Other frequent errors include the team not noticing when scenes are meant to appear as if they are occurring at night. This scene in Buffy’s bedroom is set at night, but the remastering team didn’t notice and left the color temp and levels at daylight settings:
And sometimes they’re just making bad decisions about framing. Here, they weren’t paying attention to the action, and as a result all the comedy of the moment is gone. They gave Darla too much headroom, and as a result they cut out her playful lifting of her skirt:
Hundreds more examples of the amateur work are being catalogued on BuffyHD on Facebook. There is no question that Fox needs to start again, with a new remastering team – an experienced team, not the unnamed newbies who have been remastering Buffy.
Fans are hoping that some of the various directors and cinematographers who worked on Buffy will contact Fox and ask to be brought in as consultants.
Some pundits are saying that the pilfering of photos of female celebrities from their iCloud accounts “all emerge from a culture that endorses the idea that women’s bodies exist for public consumption.” Possibly. But there is another layer, I think, and that layer is the natural attraction people have toward one another, coupled with (or in opposition with) new technology in which one can feel as if they are in a relationship with someone who they have never met. The new technology I speak of is of course films and television (and even stage theatre), which while not “new” to any of us, is very new in terms of our species evolution – a blip.
As we view actors on a screen, we are moved by their performances, and we experience a simulation of the kind of emotional intensity that we presumably only once had with actual familiars. An emotionally intense relationship with someone may lead to sexual intimacy; this is, I believe, what has kept our species alive. This natural possibility of sexual intimacy with familiars is a possibility that is not, under any likely circumstances, going to happen with any of the actors with whom we have experienced emotions. Nor should it, since we are not really “with” the actors. But the simulation is effective, indeed, if it were not there would be no theatre, at least none with the emotional intensity of which we are accustomed, and there would be little interest in the publicity-related appearances of actors either, where we get to notice how multi-faceted the actors are.
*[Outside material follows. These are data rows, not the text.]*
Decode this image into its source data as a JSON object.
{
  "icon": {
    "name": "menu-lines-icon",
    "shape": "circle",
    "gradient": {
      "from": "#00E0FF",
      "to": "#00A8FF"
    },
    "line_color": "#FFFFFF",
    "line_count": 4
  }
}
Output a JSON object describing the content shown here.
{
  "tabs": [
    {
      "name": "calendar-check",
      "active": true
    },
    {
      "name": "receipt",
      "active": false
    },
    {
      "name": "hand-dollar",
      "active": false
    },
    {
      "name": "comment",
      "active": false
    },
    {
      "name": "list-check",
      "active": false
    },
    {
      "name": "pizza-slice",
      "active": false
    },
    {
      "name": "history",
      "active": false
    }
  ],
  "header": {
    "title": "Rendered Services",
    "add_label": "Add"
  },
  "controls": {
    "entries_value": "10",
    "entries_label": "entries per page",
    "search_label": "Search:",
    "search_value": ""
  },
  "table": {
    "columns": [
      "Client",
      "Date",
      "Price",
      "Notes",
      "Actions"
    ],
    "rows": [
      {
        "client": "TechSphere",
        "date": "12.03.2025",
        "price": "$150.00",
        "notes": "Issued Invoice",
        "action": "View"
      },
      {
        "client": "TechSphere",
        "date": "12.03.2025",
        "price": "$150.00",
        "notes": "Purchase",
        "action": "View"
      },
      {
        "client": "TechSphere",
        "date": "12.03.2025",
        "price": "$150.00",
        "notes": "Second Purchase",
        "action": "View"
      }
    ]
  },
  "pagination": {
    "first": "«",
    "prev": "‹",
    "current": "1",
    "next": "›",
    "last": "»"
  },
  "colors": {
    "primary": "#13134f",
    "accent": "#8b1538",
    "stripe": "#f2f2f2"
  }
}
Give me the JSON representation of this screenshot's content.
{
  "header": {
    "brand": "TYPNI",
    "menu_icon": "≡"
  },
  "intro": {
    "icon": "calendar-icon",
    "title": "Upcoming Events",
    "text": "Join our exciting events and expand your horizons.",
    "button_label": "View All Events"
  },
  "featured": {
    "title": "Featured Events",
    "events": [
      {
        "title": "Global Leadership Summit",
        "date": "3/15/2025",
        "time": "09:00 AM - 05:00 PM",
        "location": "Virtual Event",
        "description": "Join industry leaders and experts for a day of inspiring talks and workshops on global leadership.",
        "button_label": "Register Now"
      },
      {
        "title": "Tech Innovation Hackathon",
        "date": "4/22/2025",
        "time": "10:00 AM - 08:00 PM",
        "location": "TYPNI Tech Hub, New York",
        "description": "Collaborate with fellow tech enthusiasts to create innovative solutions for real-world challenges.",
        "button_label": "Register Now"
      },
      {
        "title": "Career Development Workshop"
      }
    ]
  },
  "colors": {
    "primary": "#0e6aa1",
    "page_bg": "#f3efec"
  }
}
The simulation of being familiar with these actors is compelling.
Most people have the sense to realize it isn’t real; we are being given a performance, even when an actor appears for publicity-related activities such as talk shows.
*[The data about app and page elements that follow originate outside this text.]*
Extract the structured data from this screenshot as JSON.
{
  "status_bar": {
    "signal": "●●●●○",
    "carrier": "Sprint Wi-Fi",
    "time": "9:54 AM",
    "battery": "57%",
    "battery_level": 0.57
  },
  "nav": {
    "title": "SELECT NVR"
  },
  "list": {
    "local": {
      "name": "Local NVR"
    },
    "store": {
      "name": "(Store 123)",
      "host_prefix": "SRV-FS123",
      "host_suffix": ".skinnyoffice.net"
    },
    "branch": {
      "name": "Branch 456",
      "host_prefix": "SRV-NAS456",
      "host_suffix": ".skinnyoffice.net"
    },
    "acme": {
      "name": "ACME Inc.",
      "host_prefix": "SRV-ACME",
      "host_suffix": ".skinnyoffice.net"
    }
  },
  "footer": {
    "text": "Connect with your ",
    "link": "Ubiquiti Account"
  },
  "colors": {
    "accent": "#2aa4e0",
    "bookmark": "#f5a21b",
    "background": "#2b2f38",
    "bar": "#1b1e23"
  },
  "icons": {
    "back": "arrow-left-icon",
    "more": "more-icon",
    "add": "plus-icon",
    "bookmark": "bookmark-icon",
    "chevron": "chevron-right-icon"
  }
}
It may be that the effort to get intimate photos of actors is done by people who cannot reconcile the emotional intensity they have had “with” these actors with the fact that their “relationship” cannot ever advance to sexual intimacy as it may have if their emotional experiences had occurred in real life with people who they really knew. The absence of the natural possibility may seem strange and unnatural – because it _is_ strange and unnatural – it’s art.
So, some people try to find a way around the impasse, hacking their way into elements that our culture equates with sexual intimacy – nudity.
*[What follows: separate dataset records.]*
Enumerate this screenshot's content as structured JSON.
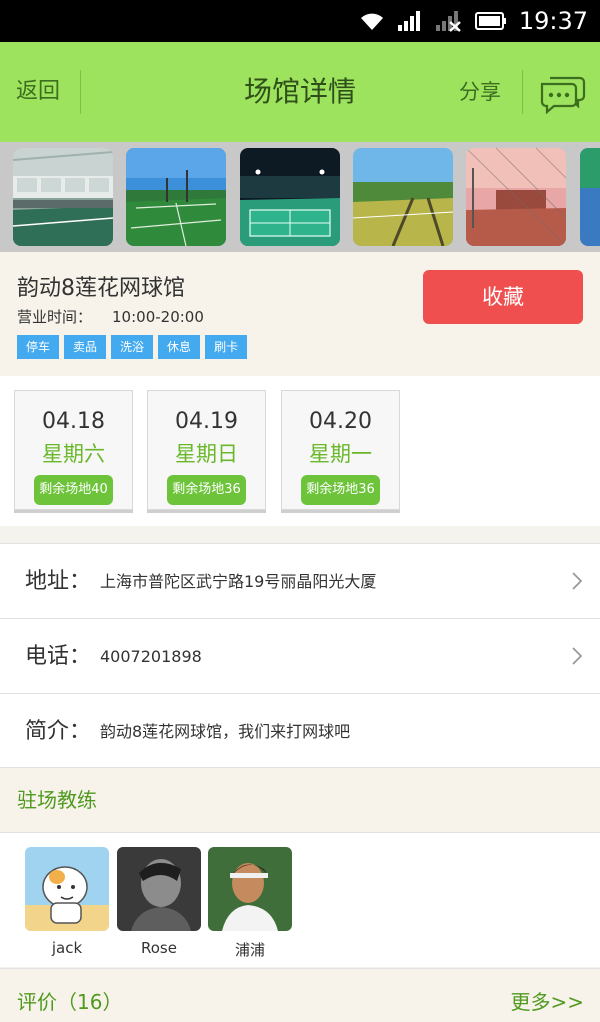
{
  "status_bar": {
    "time": "19:37"
  },
  "header": {
    "back_label": "返回",
    "title": "场馆详情",
    "share_label": "分享"
  },
  "venue": {
    "name": "韵动8莲花网球馆",
    "hours_label": "营业时间：",
    "hours_value": "10:00-20:00",
    "tags": [
      "停车",
      "卖品",
      "洗浴",
      "休息",
      "刷卡"
    ],
    "favorite_label": "收藏"
  },
  "dates": [
    {
      "date": "04.18",
      "weekday": "星期六",
      "remaining": "剩余场地40"
    },
    {
      "date": "04.19",
      "weekday": "星期日",
      "remaining": "剩余场地36"
    },
    {
      "date": "04.20",
      "weekday": "星期一",
      "remaining": "剩余场地36"
    }
  ],
  "details": {
    "address_label": "地址：",
    "address_value": "上海市普陀区武宁路19号丽晶阳光大厦",
    "phone_label": "电话：",
    "phone_value": "4007201898",
    "intro_label": "简介：",
    "intro_value": "韵动8莲花网球馆，我们来打网球吧"
  },
  "coaches": {
    "title": "驻场教练",
    "items": [
      {
        "name": "jack"
      },
      {
        "name": "Rose"
      },
      {
        "name": "浦浦"
      }
    ]
  },
  "reviews": {
    "label": "评价（16）",
    "more_label": "更多>>"
  },
  "colors": {
    "header_bg": "#9de35e",
    "favorite_bg": "#f04f4f",
    "tag_bg": "#44aaf0",
    "accent_green": "#69b82a",
    "remaining_bg": "#6dc43a"
  }
}
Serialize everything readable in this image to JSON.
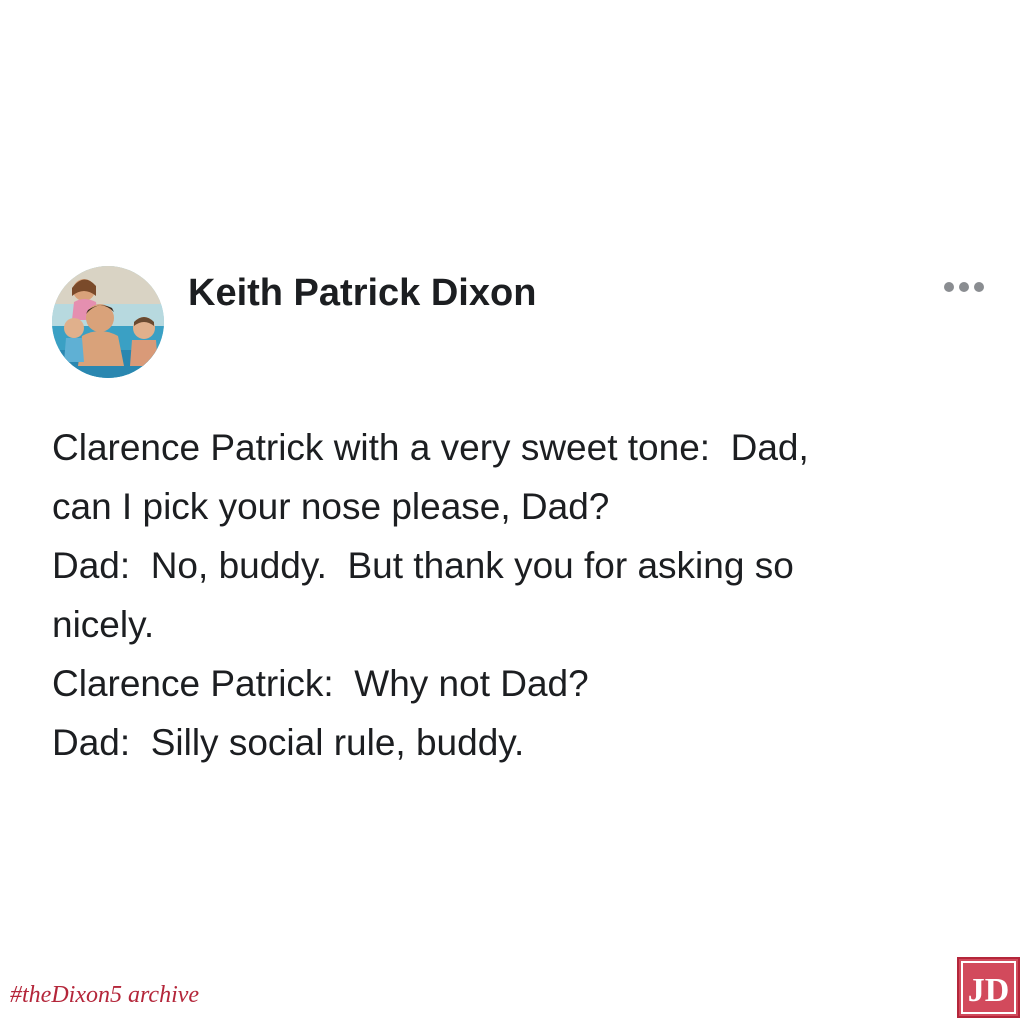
{
  "post": {
    "author": "Keith Patrick Dixon",
    "more_icon": "more-horizontal-icon",
    "lines": [
      "Clarence Patrick with a very sweet tone:  Dad,",
      "can I pick your nose please, Dad?",
      "Dad:  No, buddy.  But thank you for asking so",
      "nicely.",
      "Clarence Patrick:  Why not Dad?",
      "Dad:  Silly social rule, buddy."
    ]
  },
  "watermark": {
    "text": "#theDixon5 archive",
    "logo_text": "JD",
    "color": "#b4263a"
  }
}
Logic surely informs them of their error – they know full-well that they are committing a crime by stealing private nude photos, and that their feelings do not a relationship make. Intellect outweighs emotion in our species. It outweighs any natural desires. There is no justifying the crime; no amount of self-delusion could possibly excuse the hacking in anyone except the mentally ill.
But as pundits weigh in on how the motives of the hackers must surely be “vile”, I’d suggest that we not overlook how much natural, indeed “good” emotions may also be a motivation, albeit a motivation that should be undercut by any rational mind on examination of the facts.
Perhaps all of that is obvious, and that is why it hasn’t been discussed much. But in case it wasn’t, I thought I’d jot that down.